“Wrath of the Microtransactions”, that seems to be the subtitle to this new generation of console gaming. An attempt to compensate for the “bloated budgets” of games that are continuing to expand beyond the confines of their own ROI/expense ratio.
One of the latest games to engage in the pay-to-progress paradigm is Polyphony Digital's Gran Turismo 6. The video above details some of the prices of the vehicles that can either be grinded for or purchased with real money from the cash shop.
As we noted with Forza Motorspor 5, the game had been attuned to the changing climate of gaming, making the grind longer and harder while diminishing the rewards such as free cars and large payouts that helped shape the play/reward factor in previous iterations. In simple terms, Forza Motorsport 5 is built around microtransactions.
However, the top car in Forza 5 will run you a hefty $110, but in Gran Turismo 6, the most expensive vehicle is the Jaguar XJ13, which carries a 20 million credit price, or in real money, it will cost you £119.95, roughly $196.05.
Eurogamer does a breakdown of the credits to pound/euro ratio and it's an unpleasant thing once you start calculating how much it costs in real money. Check it out below.
500,000 In-Game Credits (£3.99/€4.99)
1 Million In-Game Credits (£7.99/€9.99)
2,500,000 In-Game Credits (£15.99/€19.99)
7 Million In-Game Credits (£39.99/€49.99)
Given that there is a limit of 7 million credits, it means you'll need to purchase multiple packs at various prices before you have enough to grab a high-end car from the cash shop.
Now any of those cars in the video above... measure the prices of the ones you want against the required in-game credits you'll need to purchase with real money to come up with the total price. It gets expensive, no doubt.
Eurogamer also wrote that...
“The issue is, will Gran Turismo's progression system be adversely affected by microtransactions?
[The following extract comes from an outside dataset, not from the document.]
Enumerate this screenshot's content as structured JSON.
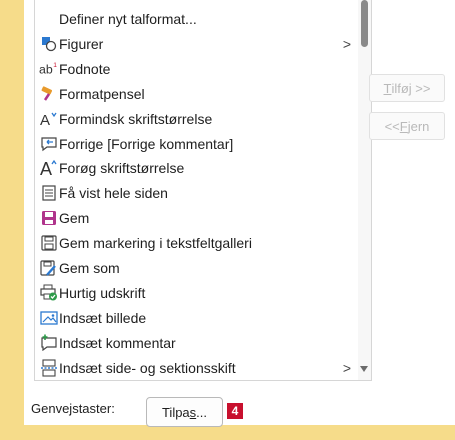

Eurogamer's Martin Robinson has been playing the game and tells me GT6's economy works exactly the same as GT5's, with progression, payouts and car prices very similar.
“Sony maintains that GT6's microtransactions offer players an alternative fast-track route through the series' famously grindy progression.”
Now there is a caveat to all of this: if the grind factor in Gran Turismo 6 is impacted in as negative a way as Forza Motorsport 5 or the recent NBA 2K14, you're in a for an unpleasant ride. If, however, the grind factor is as Sony says it is, and the system is identical to Gran Turismo 5, then all is well. There's just an added option to buy “cheats” to the cars you want without spending that time unlocking them.
None of this is particularly settling and it's all leading towards an unhealthy monetary relationship gamers may have to make with their favorite titles. Eurogamer promises to cover this issue in their upcoming review of Gran Turismo 6, and I'm hoping they properly clarify exactly how pervasive the grind is in Polypohny's latest racing title for the PS3.